Your goal: Your answer should be every line of the records that contains the word "surface".

Given information:
- - -

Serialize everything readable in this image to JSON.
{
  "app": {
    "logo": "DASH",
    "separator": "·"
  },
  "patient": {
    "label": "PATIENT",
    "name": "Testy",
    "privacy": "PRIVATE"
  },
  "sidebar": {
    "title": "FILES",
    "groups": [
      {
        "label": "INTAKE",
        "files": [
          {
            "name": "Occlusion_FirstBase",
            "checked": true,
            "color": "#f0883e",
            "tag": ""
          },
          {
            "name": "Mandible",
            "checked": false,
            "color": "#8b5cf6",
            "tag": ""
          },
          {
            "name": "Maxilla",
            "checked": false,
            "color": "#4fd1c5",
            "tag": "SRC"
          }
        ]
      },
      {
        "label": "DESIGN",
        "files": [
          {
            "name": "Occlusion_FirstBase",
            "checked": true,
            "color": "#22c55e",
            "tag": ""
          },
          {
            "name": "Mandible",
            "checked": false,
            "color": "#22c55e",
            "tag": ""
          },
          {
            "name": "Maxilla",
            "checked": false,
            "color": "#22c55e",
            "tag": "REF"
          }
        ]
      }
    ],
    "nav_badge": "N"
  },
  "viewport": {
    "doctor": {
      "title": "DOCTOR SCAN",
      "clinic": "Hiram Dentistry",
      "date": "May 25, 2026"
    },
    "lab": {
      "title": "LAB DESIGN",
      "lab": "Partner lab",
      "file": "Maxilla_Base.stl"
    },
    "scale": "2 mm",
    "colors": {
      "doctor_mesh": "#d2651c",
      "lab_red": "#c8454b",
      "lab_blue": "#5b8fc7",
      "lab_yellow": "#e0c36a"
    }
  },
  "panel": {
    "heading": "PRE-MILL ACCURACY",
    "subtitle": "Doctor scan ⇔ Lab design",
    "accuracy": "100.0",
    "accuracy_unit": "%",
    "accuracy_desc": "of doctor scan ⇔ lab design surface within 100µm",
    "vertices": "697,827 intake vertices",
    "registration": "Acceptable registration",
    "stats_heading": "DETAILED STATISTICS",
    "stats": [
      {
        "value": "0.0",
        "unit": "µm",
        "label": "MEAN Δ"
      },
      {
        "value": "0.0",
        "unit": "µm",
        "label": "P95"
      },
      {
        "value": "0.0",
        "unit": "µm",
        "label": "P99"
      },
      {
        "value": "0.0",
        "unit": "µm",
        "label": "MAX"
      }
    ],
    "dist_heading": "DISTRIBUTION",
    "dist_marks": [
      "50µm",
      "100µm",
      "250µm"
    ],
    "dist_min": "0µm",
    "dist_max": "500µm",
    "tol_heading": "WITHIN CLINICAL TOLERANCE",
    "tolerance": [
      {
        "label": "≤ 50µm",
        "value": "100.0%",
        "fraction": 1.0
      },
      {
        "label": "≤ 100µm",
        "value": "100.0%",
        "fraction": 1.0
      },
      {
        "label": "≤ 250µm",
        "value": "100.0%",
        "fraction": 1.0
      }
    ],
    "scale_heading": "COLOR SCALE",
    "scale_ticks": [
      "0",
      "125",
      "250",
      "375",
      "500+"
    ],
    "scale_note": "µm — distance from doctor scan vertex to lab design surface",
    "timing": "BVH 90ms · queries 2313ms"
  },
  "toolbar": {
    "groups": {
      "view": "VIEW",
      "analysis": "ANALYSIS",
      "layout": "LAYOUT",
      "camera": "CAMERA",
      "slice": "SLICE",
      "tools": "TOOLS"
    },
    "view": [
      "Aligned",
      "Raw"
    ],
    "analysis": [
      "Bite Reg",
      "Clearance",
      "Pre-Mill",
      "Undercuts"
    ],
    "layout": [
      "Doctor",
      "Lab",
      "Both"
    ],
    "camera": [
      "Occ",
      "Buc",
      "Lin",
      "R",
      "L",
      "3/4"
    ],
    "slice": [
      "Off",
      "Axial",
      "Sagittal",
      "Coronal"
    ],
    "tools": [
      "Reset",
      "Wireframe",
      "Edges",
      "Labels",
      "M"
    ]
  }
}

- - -

Response to this exercise:
    "accuracy_desc": "of doctor scan ⇔ lab design surface within 100µm",
    "scale_note": "µm — distance from doctor scan vertex to lab design surface",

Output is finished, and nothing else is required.